# TASK BRIEF
Track down each line below containing the string "будівель" and copy it.

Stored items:

++++

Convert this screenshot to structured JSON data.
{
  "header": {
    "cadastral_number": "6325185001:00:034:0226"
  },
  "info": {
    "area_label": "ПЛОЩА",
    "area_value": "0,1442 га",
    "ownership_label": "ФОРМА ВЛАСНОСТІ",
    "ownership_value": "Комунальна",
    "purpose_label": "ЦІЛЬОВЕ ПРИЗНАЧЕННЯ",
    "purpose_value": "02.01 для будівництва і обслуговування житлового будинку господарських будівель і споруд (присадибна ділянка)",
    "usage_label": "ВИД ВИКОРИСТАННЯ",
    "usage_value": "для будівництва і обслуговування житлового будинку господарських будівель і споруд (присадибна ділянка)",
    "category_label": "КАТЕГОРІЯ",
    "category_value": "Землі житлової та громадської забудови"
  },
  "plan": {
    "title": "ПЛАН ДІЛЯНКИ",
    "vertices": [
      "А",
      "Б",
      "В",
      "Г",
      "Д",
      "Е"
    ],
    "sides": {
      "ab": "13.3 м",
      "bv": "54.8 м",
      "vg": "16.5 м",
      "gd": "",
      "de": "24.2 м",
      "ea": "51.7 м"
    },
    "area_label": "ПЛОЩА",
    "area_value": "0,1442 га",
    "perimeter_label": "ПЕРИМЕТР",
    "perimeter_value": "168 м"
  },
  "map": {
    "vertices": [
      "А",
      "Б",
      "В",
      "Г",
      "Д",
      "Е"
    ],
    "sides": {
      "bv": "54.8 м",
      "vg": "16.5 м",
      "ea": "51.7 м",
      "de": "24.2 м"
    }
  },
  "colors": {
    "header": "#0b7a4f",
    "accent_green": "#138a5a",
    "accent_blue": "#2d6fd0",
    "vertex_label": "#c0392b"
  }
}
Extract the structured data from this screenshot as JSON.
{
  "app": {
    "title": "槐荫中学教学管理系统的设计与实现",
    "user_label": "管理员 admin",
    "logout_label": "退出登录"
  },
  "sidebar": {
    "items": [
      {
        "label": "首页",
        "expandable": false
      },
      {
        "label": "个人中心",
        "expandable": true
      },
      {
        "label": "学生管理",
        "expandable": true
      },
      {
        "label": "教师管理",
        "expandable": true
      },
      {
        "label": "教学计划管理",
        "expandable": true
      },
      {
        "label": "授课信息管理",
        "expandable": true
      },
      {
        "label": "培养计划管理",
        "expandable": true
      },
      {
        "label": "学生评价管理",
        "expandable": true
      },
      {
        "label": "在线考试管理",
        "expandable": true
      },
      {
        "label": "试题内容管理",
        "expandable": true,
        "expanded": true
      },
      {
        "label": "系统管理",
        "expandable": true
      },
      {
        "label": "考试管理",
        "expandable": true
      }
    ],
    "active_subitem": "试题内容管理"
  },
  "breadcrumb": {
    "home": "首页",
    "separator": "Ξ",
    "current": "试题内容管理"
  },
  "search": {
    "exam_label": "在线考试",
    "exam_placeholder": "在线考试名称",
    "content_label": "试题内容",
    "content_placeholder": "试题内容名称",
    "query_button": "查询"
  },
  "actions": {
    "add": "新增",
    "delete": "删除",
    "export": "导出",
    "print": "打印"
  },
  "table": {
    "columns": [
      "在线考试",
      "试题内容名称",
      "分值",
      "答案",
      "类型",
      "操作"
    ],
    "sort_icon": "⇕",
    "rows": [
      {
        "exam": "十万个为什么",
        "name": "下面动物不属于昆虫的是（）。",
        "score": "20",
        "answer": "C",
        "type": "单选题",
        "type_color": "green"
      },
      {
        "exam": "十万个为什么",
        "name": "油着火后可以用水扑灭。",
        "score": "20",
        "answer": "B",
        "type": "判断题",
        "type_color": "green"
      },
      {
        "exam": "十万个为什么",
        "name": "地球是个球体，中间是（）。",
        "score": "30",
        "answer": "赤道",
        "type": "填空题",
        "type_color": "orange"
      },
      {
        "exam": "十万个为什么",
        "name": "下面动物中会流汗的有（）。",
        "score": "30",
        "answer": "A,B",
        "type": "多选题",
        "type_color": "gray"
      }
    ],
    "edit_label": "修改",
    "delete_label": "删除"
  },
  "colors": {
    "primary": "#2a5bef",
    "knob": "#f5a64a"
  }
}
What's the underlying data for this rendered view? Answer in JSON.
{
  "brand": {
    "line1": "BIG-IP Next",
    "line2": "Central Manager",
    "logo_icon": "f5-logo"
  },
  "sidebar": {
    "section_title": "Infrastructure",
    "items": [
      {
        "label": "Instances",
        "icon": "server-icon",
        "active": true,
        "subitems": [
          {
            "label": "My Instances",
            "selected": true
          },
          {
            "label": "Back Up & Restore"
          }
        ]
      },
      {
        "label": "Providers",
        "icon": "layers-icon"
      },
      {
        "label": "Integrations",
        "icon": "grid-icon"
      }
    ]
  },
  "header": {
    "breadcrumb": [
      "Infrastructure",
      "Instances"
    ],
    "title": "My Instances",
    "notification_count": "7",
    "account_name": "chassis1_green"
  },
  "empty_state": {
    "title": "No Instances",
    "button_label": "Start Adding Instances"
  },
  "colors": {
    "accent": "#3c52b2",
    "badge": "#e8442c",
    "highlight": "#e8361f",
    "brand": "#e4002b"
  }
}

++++

# WRITTEN REPLY
    "purpose_value": "02.01 для будівництва і обслуговування житлового будинку господарських будівель і споруд (присадибна ділянка)",
    "usage_value": "для будівництва і обслуговування житлового будинку господарських будівель і споруд (присадибна ділянка)",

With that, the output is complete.